Mother's Day Kicks Off National Women's Health Week
Each year, Mother's Day kicks off National Women's Health Week. It's an awareness event that encourages women and girls to put their health first. That starts with making healthy choices and staying active.
The Centers for Disease Control and Prevention explained in 2021 that two out of every three caregivers in the United States are women. That means they're a core part of the structure to provide daily and regular support to children, adults, or people with chronic health issues. When caregivers are focused on others, they tend to neglect their own health. Preventative care gets pushed to the back burner. That allows for undetected health problems to creep up and put women caregivers at greater risk for poor physical and mental health.
Women's Health and COVID-19
This year's National Woman's Health Week marks two years of dealing with the COVID-19 pandemic. Extra physical, economic, and mental stress from the global health crisis has impacted the health of everyone including women.

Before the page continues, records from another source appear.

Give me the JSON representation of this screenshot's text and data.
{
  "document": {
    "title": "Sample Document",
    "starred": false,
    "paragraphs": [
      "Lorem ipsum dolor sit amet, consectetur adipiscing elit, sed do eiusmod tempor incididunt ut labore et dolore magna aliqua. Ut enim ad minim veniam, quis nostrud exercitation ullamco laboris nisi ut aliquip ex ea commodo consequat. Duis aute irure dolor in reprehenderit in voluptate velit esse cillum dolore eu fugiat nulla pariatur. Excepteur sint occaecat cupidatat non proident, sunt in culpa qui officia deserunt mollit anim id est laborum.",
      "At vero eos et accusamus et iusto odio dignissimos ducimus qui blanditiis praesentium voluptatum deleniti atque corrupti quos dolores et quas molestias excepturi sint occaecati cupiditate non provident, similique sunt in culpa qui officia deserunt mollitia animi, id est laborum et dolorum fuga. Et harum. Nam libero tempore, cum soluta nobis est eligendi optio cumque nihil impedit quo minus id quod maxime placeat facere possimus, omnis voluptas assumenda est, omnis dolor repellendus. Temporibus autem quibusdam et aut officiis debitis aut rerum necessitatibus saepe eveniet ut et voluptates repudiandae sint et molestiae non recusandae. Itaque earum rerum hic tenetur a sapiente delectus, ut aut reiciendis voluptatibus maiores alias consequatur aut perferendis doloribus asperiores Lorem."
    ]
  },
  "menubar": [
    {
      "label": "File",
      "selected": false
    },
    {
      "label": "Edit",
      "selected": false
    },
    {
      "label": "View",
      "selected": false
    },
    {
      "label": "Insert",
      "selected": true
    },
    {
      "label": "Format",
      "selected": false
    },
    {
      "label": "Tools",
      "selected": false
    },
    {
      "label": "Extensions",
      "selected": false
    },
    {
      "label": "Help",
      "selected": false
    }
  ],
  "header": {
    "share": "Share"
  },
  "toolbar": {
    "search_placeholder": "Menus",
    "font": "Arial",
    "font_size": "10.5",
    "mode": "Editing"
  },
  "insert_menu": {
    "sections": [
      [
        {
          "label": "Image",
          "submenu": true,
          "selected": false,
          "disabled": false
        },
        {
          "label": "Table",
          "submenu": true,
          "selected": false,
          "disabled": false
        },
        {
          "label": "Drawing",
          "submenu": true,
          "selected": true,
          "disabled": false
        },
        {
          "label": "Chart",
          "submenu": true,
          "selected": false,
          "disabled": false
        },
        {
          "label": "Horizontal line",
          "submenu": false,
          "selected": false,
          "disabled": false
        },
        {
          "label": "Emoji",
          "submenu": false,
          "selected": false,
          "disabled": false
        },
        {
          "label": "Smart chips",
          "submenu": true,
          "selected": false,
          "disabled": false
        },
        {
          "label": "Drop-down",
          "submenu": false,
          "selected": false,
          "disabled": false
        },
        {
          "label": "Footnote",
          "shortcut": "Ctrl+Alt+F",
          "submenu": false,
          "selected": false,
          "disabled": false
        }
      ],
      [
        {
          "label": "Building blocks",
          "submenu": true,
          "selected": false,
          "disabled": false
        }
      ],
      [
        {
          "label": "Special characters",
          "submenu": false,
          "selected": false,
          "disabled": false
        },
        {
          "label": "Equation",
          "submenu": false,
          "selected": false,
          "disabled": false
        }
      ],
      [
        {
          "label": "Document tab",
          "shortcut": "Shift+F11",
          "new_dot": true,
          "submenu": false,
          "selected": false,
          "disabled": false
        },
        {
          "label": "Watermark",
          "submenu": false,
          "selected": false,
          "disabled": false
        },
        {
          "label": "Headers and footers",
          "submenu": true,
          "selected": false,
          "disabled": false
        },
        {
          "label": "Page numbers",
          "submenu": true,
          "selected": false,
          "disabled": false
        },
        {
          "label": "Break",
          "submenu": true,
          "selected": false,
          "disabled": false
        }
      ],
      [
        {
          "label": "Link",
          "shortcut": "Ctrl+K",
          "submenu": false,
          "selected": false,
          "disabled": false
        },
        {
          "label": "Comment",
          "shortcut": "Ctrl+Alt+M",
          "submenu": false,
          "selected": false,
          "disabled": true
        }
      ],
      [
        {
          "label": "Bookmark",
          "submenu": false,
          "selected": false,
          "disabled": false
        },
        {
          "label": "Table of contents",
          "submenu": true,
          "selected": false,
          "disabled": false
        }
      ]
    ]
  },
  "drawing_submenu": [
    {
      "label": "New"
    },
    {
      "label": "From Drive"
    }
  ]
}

The stats of how women have been impacted by the pandemic are startling. For example, a quarter of women report being financially worse off due to the pandemic. One reason is challenging working situations or the inability to work due to a lack of childcare. Also, rates of domestic violence and substance abuse went up as people were homebound due to COVID-19.
The emotional pain we experience drives us towards increased use of drugs and alcohol, explained Nazanin Silver, MD, MPH, FACOG, a gynecologic psychiatrist and co-director of UPMC Pinnacle Women’s Behavioral Health Specialists, in an interview with The American Journal of Managed Care® (AJMC®). “And we want to mitigate and decrease that emotional pain,” she said.
For those who previously abused drugs and alcohol and were in recovery, the pandemic was a stressor for them and a potential trigger of relapse, Silver said. “For those who actually didn't have problems in the past utilizing these things and now have a problem, they have used it as a method to cope. It's not a healthy coping mechanism, but unfortunately, when your entire life just plummets downward people resort to very creative ways of mitigating their emotional pain,” she said.
Ways to Lead a Healthy Life
Make regular check-ups a priority. Determine what screenings need to be done based on your age and medical history. Explore preventive services and care benefits that are available for women at no extra cost.
Know your body. If something doesn't feel right or is concerning to you, go see a doctor. Write down questions or details about issues you experience so that you can discuss them with your doctor during your next appointment.
Eat a balanced diet. Be sure to include lots of lean proteins, fruits, and vegetables. Don't forget to add fat-free or low-fat milk and dairy products as well.
Avoid drinking, caffeine, and smoking. All three can have effects that increase the risk of health issues. If you do choose to do them, make sure you keep everything in moderation.
Get active. Physical activity improves all aspects of your health. It can lower your risk of heart disease and boost your mood.
Keep your mind healthy. Mental health matters. Manage stress by relaxing. Take time to unwind and do activities that you enjoy. If you need support, talk with someone you trust. Expressing your feelings can help you cope with anxiety. The Substance Abuse and Mental Health Services Administration (SAMHSA) runs a National Hotline that is free and confidential. It offers treatment referrals and information for people and families facing issues with mental health or substance abuse. Anyone who needs help can call 1-800-662-HELP (4357) 365 days a year, 24 hours a day.
Mental illness impacts millions of adults each year, but it can be difficult to talk about. For National Mental Health Awareness Month, take the time to share your stories, raise awareness and break the stigma around the disease